Excerpts from an interface dataset:
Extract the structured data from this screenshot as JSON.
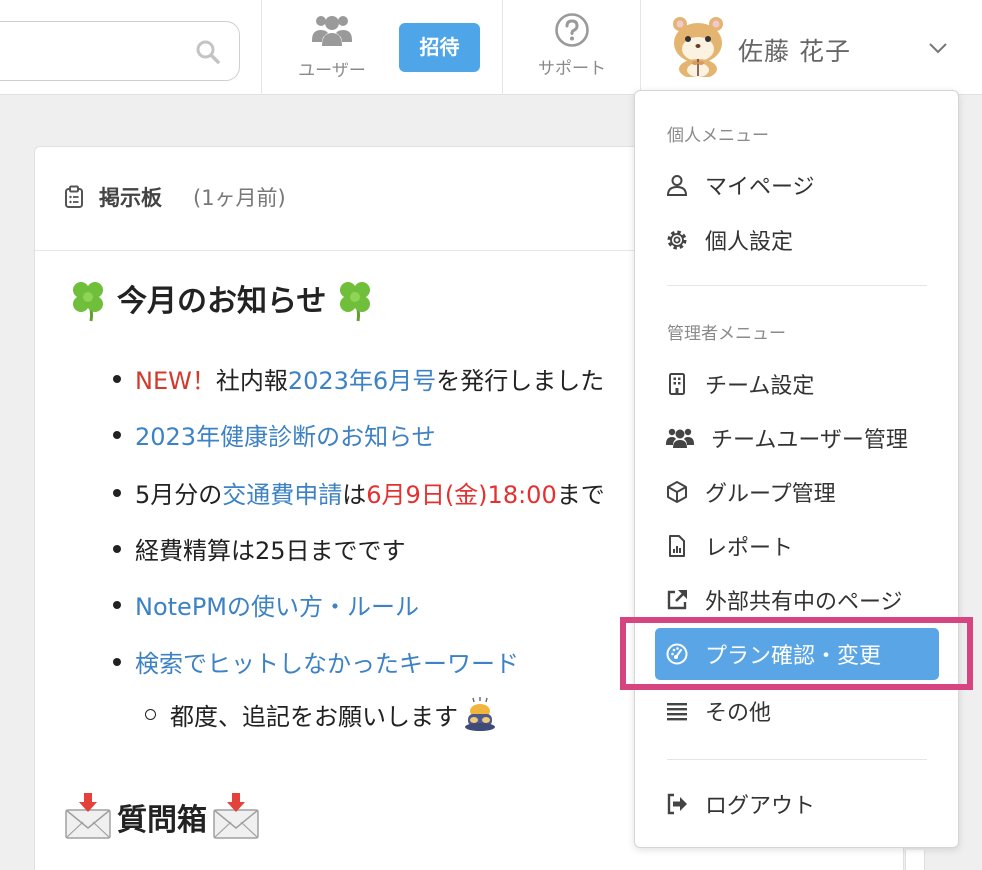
{
  "header": {
    "users_label": "ユーザー",
    "invite_label": "招待",
    "support_label": "サポート",
    "user_name": "佐藤 花子"
  },
  "board": {
    "title": "掲示板",
    "subtitle": "(1ヶ月前)",
    "section1_title": "今月のお知らせ",
    "bullets": {
      "b1_new": "NEW！",
      "b1_text": "社内報",
      "b1_link": "2023年6月号",
      "b1_rest": "を発行しました",
      "b2_link": "2023年健康診断のお知らせ",
      "b3_pre": "5月分の",
      "b3_link": "交通費申請",
      "b3_mid": "は",
      "b3_date": "6月9日(金)18:00",
      "b3_rest": "まで",
      "b4_text": "経費精算は25日までです",
      "b5_link": "NotePMの使い方・ルール",
      "b6_link": "検索でヒットしなかったキーワード",
      "b6_sub": "都度、追記をお願いします"
    },
    "section2_title": "質問箱"
  },
  "menu": {
    "personal_header": "個人メニュー",
    "mypage": "マイページ",
    "personal_settings": "個人設定",
    "admin_header": "管理者メニュー",
    "team_settings": "チーム設定",
    "team_users": "チームユーザー管理",
    "group_mgmt": "グループ管理",
    "report": "レポート",
    "external_share": "外部共有中のページ",
    "plan": "プラン確認・変更",
    "other": "その他",
    "logout": "ログアウト"
  },
  "colors": {
    "accent": "#4ea6e8",
    "menu_active": "#5aa5e6",
    "highlight": "#d6457f",
    "link": "#3c82c4",
    "red": "#d33a2c"
  }
}
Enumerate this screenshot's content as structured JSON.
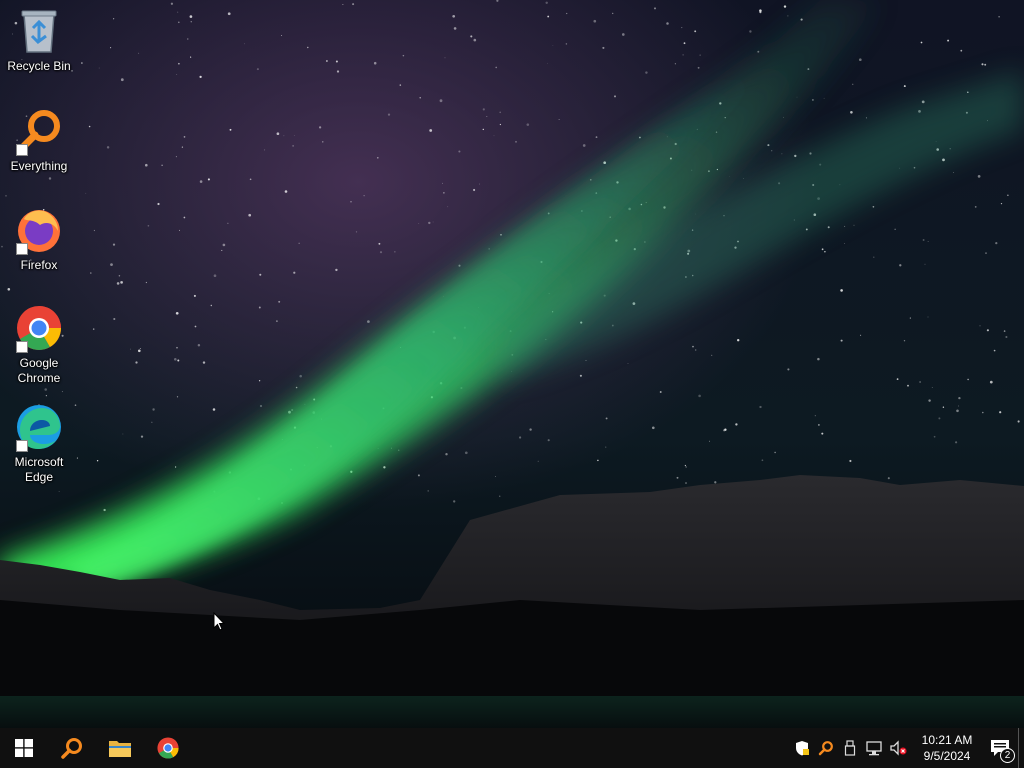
{
  "desktop": {
    "icons": [
      {
        "label": "Recycle Bin",
        "icon": "recycle-bin-icon"
      },
      {
        "label": "Everything",
        "icon": "everything-search-icon"
      },
      {
        "label": "Firefox",
        "icon": "firefox-icon"
      },
      {
        "label": "Google\nChrome",
        "icon": "chrome-icon"
      },
      {
        "label": "Microsoft\nEdge",
        "icon": "edge-icon"
      }
    ]
  },
  "taskbar": {
    "pinned": [
      {
        "name": "start",
        "icon": "windows-logo-icon"
      },
      {
        "name": "everything",
        "icon": "everything-search-icon"
      },
      {
        "name": "file-explorer",
        "icon": "folder-icon"
      },
      {
        "name": "chrome",
        "icon": "chrome-icon"
      }
    ],
    "tray": {
      "icons": [
        "security-shield-icon",
        "everything-search-icon",
        "usb-device-icon",
        "network-icon",
        "volume-muted-icon"
      ],
      "time": "10:21 AM",
      "date": "9/5/2024",
      "notification_count": "2"
    }
  },
  "colors": {
    "taskbar": "#101010",
    "aurora_green": "#3ee06a",
    "aurora_purple": "#7a3f7a",
    "sky": "#0b1020"
  }
}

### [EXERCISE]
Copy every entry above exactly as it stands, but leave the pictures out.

### [YOUR RESPONSE]
Extract the structured data from this screenshot as JSON.
{
  "header": {
    "users_label": "ユーザー",
    "invite_label": "招待",
    "support_label": "サポート",
    "user_name": "佐藤 花子"
  },
  "board": {
    "title": "掲示板",
    "subtitle": "(1ヶ月前)",
    "section1_title": "今月のお知らせ",
    "bullets": {
      "b1_new": "NEW！",
      "b1_text": "社内報",
      "b1_link": "2023年6月号",
      "b1_rest": "を発行しました",
      "b2_link": "2023年健康診断のお知らせ",
      "b3_pre": "5月分の",
      "b3_link": "交通費申請",
      "b3_mid": "は",
      "b3_date": "6月9日(金)18:00",
      "b3_rest": "まで",
      "b4_text": "経費精算は25日までです",
      "b5_link": "NotePMの使い方・ルール",
      "b6_link": "検索でヒットしなかったキーワード",
      "b6_sub": "都度、追記をお願いします"
    },
    "section2_title": "質問箱"
  },
  "menu": {
    "personal_header": "個人メニュー",
    "mypage": "マイページ",
    "personal_settings": "個人設定",
    "admin_header": "管理者メニュー",
    "team_settings": "チーム設定",
    "team_users": "チームユーザー管理",
    "group_mgmt": "グループ管理",
    "report": "レポート",
    "external_share": "外部共有中のページ",
    "plan": "プラン確認・変更",
    "other": "その他",
    "logout": "ログアウト"
  },
  "colors": {
    "accent": "#4ea6e8",
    "menu_active": "#5aa5e6",
    "highlight": "#d6457f",
    "link": "#3c82c4",
    "red": "#d33a2c"
  }
}
Enumerate this screenshot's content as structured JSON.
{
  "desktop": {
    "icons": [
      {
        "label": "Recycle Bin",
        "icon": "recycle-bin-icon"
      },
      {
        "label": "Everything",
        "icon": "everything-search-icon"
      },
      {
        "label": "Firefox",
        "icon": "firefox-icon"
      },
      {
        "label": "Google\nChrome",
        "icon": "chrome-icon"
      },
      {
        "label": "Microsoft\nEdge",
        "icon": "edge-icon"
      }
    ]
  },
  "taskbar": {
    "pinned": [
      {
        "name": "start",
        "icon": "windows-logo-icon"
      },
      {
        "name": "everything",
        "icon": "everything-search-icon"
      },
      {
        "name": "file-explorer",
        "icon": "folder-icon"
      },
      {
        "name": "chrome",
        "icon": "chrome-icon"
      }
    ],
    "tray": {
      "icons": [
        "security-shield-icon",
        "everything-search-icon",
        "usb-device-icon",
        "network-icon",
        "volume-muted-icon"
      ],
      "time": "10:21 AM",
      "date": "9/5/2024",
      "notification_count": "2"
    }
  },
  "colors": {
    "taskbar": "#101010",
    "aurora_green": "#3ee06a",
    "aurora_purple": "#7a3f7a",
    "sky": "#0b1020"
  }
}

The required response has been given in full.